After 24 hours of non-stop climbing, folks are ready for food. We all come together at the Outpost for home-cooked pasta. By now, there are uncountable new friendships happening; friendships forged in sweat and upon stone. Climbers are just glad to be done and gather to swap stories strong and victorious. We wrap up dinner as the awards ceremony begins. To collect a trophy, the winners must take a shot of whisky and plunge down a hill-long slip n’ slide. The sun sets behind us as cheers for the victors rise long and loud.
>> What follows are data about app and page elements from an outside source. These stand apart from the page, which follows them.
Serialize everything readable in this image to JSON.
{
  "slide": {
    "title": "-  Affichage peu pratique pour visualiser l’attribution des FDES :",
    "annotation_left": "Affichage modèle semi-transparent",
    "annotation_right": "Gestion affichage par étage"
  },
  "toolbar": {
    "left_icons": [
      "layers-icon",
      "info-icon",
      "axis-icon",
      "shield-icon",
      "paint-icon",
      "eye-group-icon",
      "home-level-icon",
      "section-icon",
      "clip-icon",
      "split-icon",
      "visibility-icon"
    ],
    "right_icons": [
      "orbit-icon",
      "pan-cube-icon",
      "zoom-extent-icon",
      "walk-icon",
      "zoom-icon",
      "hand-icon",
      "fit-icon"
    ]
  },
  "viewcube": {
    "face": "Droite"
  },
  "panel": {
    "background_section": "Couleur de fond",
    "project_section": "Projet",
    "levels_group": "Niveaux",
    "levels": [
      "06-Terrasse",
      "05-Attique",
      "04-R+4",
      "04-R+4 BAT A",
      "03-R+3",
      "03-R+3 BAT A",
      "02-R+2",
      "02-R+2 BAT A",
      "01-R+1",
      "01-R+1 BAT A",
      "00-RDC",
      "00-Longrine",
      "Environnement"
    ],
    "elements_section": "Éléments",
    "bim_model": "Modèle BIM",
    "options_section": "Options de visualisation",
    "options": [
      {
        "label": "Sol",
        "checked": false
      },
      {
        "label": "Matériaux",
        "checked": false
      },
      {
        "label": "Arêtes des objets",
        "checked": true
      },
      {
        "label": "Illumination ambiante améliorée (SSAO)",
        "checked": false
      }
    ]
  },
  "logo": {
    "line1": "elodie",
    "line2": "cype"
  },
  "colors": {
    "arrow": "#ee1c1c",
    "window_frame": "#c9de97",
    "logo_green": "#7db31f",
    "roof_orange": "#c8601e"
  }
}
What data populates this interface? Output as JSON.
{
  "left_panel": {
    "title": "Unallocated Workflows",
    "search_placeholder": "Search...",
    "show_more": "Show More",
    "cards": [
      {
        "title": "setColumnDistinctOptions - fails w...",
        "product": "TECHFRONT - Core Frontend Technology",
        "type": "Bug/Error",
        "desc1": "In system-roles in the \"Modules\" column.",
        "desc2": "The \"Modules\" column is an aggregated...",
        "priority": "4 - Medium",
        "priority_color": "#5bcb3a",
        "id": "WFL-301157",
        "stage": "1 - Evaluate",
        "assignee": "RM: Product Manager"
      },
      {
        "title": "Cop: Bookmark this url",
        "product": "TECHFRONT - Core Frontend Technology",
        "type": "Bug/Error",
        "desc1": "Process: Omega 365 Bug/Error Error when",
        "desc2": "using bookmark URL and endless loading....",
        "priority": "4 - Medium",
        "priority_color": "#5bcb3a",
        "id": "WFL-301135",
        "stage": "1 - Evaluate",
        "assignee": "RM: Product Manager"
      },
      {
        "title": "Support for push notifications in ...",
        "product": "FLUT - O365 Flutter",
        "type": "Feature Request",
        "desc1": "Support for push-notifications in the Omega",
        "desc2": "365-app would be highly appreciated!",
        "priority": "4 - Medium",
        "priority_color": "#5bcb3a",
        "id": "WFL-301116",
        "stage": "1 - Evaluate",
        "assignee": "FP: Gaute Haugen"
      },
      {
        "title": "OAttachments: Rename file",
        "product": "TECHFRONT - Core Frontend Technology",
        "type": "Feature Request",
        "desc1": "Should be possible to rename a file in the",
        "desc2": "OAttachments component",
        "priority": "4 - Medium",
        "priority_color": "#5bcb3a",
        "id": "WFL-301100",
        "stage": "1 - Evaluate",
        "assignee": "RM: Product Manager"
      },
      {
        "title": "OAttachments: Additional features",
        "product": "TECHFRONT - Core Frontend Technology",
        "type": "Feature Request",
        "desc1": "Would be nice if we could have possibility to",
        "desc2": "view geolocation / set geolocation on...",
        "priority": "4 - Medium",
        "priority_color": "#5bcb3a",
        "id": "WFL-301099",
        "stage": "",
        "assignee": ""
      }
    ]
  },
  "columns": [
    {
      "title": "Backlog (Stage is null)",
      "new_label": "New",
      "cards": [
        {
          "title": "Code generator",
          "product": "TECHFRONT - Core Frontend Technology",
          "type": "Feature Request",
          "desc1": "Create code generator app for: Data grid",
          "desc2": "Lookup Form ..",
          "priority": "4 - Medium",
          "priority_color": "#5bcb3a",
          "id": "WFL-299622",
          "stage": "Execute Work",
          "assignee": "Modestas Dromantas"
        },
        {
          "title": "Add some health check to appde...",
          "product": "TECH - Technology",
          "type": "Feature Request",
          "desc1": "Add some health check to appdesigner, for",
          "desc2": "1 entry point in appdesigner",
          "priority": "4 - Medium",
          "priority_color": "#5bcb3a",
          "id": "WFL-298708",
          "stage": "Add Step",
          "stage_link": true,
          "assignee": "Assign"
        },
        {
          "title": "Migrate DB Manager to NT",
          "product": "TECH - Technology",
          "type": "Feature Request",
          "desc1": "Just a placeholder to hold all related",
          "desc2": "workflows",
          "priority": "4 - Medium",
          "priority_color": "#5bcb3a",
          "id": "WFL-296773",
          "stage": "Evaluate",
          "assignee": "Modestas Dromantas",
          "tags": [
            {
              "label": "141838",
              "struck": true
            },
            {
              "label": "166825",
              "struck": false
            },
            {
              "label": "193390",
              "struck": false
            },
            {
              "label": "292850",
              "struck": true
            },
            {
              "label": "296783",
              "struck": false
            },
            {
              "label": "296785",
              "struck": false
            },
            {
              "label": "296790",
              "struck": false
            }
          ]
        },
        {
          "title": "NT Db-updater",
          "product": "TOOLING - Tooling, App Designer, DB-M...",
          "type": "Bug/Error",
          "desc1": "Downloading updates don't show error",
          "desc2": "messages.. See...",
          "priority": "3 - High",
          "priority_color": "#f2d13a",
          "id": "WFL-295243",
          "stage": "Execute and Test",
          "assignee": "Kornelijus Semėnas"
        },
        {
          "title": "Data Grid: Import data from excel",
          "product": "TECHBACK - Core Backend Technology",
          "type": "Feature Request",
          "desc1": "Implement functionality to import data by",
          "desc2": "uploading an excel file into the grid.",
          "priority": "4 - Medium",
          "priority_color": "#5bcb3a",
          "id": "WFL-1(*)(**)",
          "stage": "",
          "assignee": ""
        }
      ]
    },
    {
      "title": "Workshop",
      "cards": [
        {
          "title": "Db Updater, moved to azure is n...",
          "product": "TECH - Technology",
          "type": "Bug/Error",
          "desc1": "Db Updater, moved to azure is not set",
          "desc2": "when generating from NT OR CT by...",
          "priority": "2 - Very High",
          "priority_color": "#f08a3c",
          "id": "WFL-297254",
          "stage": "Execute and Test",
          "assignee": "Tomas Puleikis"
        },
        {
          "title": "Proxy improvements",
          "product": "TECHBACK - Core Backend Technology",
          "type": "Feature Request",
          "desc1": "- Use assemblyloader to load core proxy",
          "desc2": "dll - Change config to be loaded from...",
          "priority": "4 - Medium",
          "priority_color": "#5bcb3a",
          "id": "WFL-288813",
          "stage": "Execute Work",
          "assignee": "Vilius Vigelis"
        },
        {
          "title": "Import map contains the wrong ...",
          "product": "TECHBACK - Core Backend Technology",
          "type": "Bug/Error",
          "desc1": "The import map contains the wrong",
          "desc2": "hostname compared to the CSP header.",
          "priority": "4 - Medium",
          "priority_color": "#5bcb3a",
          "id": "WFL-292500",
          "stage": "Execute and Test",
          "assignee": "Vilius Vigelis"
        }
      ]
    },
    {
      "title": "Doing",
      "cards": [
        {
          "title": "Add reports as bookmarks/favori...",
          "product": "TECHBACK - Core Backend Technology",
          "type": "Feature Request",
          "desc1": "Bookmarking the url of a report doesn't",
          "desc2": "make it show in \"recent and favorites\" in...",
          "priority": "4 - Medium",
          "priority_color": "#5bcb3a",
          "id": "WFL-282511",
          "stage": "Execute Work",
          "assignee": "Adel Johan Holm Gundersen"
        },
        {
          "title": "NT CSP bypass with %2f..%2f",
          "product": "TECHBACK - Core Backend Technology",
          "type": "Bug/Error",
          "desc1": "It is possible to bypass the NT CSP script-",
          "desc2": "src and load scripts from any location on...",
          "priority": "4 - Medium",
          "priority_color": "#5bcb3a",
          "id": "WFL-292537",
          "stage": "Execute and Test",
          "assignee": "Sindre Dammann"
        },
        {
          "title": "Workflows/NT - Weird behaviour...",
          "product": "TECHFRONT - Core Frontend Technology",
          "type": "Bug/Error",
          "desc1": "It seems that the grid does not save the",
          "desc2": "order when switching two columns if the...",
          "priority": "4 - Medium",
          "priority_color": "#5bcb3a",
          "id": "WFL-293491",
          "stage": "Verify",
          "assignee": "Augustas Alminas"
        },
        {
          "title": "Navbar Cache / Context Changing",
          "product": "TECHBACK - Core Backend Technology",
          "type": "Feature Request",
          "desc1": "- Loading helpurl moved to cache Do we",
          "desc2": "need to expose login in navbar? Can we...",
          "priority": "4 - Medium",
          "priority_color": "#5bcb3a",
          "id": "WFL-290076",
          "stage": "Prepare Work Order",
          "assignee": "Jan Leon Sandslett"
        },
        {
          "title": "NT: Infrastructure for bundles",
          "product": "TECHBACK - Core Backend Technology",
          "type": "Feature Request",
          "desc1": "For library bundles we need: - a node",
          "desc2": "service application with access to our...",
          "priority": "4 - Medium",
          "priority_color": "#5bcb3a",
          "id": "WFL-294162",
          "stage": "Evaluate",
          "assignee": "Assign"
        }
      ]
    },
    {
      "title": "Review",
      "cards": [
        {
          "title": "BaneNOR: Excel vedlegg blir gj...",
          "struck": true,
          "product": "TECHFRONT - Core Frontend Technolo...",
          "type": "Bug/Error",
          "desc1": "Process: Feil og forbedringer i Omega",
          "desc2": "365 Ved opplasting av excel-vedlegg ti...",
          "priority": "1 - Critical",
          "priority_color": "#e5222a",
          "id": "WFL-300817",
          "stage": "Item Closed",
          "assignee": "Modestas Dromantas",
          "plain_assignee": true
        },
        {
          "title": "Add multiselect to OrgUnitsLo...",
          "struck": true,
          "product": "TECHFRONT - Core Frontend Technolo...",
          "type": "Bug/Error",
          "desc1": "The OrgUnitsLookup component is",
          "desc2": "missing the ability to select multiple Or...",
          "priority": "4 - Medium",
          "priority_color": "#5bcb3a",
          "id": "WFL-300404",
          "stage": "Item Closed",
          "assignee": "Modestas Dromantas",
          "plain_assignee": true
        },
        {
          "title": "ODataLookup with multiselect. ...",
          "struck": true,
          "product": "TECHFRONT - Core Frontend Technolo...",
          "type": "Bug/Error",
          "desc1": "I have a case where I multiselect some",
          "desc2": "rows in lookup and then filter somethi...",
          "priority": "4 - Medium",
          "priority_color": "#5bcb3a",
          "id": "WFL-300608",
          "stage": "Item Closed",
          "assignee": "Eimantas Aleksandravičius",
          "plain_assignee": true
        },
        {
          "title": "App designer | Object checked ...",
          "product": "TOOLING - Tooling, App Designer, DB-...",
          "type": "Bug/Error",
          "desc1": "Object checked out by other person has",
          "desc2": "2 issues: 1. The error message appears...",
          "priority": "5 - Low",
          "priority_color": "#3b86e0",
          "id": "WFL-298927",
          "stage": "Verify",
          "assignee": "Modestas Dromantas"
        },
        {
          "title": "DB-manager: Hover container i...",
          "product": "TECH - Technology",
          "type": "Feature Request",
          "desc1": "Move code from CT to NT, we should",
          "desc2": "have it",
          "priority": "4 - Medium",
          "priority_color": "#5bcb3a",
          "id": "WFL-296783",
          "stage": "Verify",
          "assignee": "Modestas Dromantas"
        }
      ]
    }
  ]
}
Second nightfall and the real festivities begin. As though there hadn’t been enough partying yet, this time there is one last, giant party to go out in style. The valley is filled to the brim with the sound of music and the smell of beer. Now’s the time to give all you have left. Even the old-timers show up. Climbers are understandably already crazy people. Throw in alcohol and beautiful fatigue and things go wild. People hanging from the rafters. Crowd surfing. Dancing as hard as they can until dawn.
All during 24-Hour Horseshoe Hell — near the mess hall — was the familiar rattling of a tattoo machine. A tattoo artist had set up, giving away free tattoos to all climbers. One particular design caught my eye and I decided to go for it. As the artist finished up and I admired the work, someone leaned in, “These are more than just tattoos,” he said. “Now you have a connection to a family. We are a family at Horseshoe Hell. Whenever you see someone with one of these tattoos, you instantly know you are family.”
Because that’s what this weekend is really about. A family. One big, ragged, dirty, hungry, passionate family. Each giving their all. Each hoping for the best. Celebrating one another. And humanity.
All at 24-Hour Horseshoe Hell.
Near Jasper, Arkansas.